Pages 117 - 136
For French diplomacy, managing the Syrian crisis consisted in “holding its own”. This expression refers both to an ambition – to impose one’s reading of a country on which one possesses expertise – and to the demand that one’s role be recognized. This article seeks to understand the construction of French foreign policy and, in particular, its continuities and contradictions. It begins by examining the background of the 2011-2015 diplomatic sequence. France’s involvement in the Arab uprisings stood in contradiction with a long tradition of cooperating with the Syrian regime. The first months of the Syrian revolution were therefore marked by contradictory initiatives on the part of the French government. In May 2011, it revised its policy. France became a supporter of the Syrian opposition, assisted in its development and encouraged its recognition on the international scene. However, faced with the growing pressure of the fight against terrorism, this policy soon ran out of steam, ultimately giving way to a discourse that solely condemned the regime of Bachar al-Assad. French policy found itself isolated in the midst of its allies and called into question on the domestic scene.

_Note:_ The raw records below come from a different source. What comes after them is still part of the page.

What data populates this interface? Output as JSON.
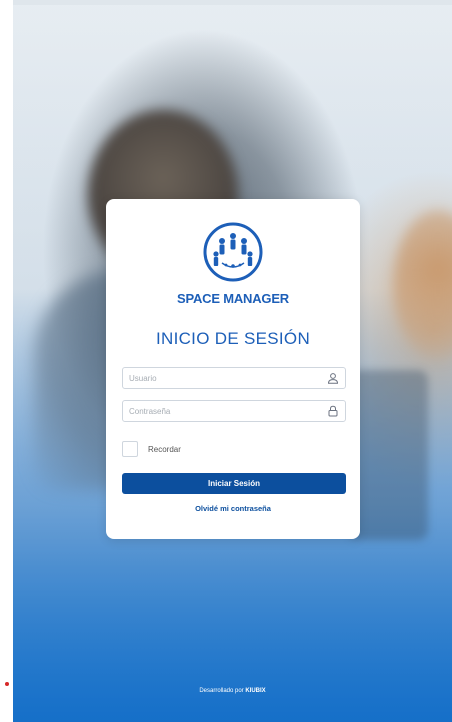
{
  "brand": {
    "name": "SPACE MANAGER",
    "logo_icon": "people-network-icon",
    "color": "#1d5fb8"
  },
  "login": {
    "heading": "INICIO DE SESIÓN",
    "username_placeholder": "Usuario",
    "password_placeholder": "Contraseña",
    "remember_label": "Recordar",
    "submit_label": "Iniciar Sesión",
    "forgot_label": "Olvidé mi contraseña",
    "button_color": "#0c4f9e"
  },
  "footer": {
    "prefix": "Desarrollado por",
    "company": "KIUBIX"
  }
}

Arbitration between divergent analyses did not successfully result in a coherent policy and the Russian military intervention in September 2015 completed France’s marginalization in this policy area.